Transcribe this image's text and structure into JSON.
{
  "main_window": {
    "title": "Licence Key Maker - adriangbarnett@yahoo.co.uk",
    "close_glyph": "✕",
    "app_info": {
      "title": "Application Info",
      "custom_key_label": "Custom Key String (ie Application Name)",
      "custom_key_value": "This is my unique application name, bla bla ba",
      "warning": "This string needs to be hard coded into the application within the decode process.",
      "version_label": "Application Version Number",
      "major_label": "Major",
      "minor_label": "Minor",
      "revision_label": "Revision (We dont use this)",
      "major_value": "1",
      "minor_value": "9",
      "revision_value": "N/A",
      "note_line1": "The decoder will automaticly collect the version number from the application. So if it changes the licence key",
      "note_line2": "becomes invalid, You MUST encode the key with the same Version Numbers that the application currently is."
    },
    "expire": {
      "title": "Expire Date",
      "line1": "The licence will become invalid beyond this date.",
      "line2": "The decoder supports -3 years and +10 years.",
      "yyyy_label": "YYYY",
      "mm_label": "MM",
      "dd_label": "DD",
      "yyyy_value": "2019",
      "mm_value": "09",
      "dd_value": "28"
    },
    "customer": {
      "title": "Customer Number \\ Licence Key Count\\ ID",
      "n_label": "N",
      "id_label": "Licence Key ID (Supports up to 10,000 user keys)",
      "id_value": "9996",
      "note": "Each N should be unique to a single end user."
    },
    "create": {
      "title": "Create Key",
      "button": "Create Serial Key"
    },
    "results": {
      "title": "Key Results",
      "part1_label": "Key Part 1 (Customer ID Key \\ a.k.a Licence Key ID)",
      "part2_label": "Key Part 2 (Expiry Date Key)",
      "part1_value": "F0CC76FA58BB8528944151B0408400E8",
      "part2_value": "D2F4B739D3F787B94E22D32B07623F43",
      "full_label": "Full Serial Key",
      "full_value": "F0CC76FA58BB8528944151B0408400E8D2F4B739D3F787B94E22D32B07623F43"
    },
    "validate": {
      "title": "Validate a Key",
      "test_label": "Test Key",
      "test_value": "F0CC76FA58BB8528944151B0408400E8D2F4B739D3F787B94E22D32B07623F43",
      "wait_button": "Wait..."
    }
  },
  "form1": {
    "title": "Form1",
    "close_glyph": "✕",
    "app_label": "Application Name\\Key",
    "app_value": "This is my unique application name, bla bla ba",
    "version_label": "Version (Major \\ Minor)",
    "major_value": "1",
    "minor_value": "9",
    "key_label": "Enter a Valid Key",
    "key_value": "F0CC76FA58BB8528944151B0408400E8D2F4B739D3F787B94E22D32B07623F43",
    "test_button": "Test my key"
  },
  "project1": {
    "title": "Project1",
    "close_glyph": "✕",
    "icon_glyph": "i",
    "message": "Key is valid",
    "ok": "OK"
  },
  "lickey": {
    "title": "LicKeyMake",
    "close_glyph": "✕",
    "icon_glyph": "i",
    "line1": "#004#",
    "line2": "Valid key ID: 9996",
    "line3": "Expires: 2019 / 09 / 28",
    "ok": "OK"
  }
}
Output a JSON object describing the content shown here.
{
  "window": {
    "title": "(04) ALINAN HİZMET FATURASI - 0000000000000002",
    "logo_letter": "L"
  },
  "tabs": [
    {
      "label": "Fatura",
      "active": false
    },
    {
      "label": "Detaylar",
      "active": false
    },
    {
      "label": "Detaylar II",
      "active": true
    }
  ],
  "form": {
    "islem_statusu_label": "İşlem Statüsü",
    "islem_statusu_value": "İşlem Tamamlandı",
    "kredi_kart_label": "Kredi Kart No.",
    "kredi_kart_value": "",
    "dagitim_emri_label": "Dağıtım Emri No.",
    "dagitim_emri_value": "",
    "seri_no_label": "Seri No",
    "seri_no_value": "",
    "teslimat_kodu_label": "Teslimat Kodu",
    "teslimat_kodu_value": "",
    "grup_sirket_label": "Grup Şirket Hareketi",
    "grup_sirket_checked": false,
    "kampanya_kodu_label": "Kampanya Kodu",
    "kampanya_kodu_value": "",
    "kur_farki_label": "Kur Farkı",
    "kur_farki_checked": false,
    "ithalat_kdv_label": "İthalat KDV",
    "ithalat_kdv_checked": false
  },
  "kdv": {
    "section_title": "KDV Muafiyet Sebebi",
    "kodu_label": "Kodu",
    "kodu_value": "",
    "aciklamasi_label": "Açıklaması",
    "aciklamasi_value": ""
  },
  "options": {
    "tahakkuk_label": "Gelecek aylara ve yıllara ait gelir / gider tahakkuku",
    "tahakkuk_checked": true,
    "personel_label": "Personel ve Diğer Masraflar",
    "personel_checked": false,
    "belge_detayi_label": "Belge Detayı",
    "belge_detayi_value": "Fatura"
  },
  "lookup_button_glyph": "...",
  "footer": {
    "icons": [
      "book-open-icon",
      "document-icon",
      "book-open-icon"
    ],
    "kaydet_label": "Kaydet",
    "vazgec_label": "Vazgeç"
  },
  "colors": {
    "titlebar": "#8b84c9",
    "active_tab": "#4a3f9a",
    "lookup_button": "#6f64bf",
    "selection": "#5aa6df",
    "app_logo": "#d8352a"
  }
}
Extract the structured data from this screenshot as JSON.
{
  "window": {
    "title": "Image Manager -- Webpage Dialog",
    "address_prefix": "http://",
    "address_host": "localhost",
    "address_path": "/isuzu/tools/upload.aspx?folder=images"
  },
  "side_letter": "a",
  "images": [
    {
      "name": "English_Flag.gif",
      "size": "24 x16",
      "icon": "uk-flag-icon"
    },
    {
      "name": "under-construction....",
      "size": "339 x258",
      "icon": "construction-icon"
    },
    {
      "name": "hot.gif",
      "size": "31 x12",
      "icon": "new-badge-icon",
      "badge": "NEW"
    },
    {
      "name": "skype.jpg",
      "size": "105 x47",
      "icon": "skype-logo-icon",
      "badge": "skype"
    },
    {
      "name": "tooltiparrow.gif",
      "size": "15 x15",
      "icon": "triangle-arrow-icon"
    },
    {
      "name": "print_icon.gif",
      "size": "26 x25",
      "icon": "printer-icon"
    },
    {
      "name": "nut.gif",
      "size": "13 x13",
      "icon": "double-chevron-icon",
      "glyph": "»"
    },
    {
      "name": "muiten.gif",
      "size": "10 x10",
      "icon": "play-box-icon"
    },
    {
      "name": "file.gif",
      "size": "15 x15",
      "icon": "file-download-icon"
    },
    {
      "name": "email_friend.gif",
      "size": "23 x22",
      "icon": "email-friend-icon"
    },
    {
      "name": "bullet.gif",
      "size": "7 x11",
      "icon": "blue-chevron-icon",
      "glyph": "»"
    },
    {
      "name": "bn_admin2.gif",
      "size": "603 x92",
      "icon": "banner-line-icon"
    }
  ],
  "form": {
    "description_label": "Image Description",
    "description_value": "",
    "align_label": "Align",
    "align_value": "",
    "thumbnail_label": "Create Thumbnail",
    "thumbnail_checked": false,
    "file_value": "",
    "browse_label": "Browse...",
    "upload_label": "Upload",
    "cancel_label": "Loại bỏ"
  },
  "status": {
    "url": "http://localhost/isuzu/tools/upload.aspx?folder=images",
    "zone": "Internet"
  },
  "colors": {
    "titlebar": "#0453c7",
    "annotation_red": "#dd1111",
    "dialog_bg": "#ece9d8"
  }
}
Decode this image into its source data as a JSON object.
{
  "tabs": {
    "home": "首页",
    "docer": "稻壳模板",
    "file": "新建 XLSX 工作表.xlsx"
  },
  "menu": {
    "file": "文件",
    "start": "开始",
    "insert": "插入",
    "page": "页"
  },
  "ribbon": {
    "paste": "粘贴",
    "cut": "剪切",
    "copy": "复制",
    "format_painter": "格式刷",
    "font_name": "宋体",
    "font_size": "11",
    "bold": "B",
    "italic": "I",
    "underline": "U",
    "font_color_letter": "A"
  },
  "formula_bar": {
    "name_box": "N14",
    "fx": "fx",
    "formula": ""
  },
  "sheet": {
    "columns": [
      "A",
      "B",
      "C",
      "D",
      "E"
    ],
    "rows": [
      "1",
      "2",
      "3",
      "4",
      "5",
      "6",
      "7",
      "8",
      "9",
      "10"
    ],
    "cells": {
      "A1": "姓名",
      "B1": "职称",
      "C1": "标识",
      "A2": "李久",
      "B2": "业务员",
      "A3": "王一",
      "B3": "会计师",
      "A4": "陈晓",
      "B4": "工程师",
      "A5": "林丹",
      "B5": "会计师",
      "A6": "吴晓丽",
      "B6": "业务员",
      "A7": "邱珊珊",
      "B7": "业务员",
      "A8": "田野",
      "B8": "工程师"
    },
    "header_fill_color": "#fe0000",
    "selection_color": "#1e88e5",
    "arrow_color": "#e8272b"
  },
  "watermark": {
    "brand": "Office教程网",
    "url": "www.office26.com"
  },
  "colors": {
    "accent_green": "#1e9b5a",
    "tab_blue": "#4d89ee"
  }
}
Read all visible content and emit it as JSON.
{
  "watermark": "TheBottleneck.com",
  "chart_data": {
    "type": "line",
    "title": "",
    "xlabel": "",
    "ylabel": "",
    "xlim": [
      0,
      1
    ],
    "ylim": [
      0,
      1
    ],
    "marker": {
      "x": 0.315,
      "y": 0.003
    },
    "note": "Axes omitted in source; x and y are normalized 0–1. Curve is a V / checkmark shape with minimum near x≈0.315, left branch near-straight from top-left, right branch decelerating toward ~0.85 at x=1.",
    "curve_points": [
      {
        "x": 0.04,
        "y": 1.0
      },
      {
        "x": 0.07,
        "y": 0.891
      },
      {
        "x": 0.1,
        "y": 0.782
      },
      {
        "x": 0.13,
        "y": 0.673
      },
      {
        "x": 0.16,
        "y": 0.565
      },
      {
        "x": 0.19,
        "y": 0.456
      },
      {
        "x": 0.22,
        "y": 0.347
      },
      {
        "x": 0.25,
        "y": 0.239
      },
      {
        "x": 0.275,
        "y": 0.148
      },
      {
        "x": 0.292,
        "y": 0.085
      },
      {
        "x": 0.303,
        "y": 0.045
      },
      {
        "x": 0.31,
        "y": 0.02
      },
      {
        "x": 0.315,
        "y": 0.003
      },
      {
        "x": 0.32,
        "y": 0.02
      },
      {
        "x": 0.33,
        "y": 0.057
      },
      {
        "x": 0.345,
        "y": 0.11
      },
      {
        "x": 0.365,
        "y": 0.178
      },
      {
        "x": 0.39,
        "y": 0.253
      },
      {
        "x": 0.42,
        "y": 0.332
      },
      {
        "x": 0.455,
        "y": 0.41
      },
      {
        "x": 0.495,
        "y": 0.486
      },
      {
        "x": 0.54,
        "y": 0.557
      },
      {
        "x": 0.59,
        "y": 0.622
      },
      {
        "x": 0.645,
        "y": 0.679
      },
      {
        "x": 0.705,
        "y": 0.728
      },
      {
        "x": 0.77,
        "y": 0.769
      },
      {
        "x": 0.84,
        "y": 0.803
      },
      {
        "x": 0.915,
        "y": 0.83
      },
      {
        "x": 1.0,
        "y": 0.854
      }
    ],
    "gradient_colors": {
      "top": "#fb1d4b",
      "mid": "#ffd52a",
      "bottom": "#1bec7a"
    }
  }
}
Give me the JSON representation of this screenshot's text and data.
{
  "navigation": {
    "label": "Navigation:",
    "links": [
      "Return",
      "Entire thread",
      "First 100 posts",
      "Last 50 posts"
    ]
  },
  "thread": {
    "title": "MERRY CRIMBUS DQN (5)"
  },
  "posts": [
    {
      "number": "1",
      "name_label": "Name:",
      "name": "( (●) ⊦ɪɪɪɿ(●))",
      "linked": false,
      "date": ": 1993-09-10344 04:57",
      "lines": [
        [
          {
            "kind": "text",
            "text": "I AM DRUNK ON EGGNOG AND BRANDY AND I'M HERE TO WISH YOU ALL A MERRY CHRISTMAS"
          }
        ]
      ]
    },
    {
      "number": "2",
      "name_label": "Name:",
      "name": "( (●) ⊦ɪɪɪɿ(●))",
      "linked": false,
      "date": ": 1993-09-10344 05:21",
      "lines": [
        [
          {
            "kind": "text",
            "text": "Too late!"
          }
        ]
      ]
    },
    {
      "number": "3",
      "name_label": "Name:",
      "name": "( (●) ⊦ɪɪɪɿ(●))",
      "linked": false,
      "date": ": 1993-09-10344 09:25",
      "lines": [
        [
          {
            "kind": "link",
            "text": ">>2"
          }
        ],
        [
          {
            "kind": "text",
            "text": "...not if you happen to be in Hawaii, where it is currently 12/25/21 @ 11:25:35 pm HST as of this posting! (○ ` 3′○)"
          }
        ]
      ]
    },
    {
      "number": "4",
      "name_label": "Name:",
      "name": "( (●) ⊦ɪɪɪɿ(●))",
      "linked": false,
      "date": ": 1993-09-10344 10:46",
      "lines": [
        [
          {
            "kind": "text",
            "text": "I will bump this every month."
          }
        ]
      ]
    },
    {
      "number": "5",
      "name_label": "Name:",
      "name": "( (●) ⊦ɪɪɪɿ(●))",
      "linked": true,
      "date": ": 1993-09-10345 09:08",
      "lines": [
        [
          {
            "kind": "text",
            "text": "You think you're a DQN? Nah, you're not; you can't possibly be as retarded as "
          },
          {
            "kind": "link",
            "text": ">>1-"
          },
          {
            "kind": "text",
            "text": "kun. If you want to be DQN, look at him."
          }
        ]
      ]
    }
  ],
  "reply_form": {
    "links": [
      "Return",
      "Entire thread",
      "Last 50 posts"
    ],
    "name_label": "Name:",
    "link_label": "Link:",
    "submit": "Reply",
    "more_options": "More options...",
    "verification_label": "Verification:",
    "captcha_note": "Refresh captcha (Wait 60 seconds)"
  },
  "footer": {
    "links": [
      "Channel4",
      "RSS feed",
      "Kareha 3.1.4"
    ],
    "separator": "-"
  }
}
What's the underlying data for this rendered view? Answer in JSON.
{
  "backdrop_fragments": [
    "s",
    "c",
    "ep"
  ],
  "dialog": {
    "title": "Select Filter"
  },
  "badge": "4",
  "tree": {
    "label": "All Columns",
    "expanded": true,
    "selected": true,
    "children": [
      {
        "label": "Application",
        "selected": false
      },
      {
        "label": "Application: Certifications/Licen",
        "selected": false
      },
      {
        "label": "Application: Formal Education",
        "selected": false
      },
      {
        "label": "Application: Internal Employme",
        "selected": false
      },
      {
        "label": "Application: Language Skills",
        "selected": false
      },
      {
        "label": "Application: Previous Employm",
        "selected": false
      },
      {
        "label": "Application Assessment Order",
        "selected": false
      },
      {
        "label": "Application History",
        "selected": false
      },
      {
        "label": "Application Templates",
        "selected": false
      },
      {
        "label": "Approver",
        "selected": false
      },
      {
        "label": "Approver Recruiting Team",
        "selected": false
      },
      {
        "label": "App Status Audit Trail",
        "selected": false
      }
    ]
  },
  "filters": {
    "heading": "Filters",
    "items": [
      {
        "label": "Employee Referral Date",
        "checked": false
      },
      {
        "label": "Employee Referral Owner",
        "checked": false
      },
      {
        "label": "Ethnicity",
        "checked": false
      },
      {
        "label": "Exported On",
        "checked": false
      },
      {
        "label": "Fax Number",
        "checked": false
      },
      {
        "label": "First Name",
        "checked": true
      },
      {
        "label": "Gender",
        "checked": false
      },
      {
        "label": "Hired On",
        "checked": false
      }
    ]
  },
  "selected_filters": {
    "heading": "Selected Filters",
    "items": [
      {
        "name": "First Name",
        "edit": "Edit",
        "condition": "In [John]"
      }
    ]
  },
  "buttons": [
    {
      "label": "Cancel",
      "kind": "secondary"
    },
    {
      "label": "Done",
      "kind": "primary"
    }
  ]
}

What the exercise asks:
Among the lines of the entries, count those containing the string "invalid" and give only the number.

Exercise response:
2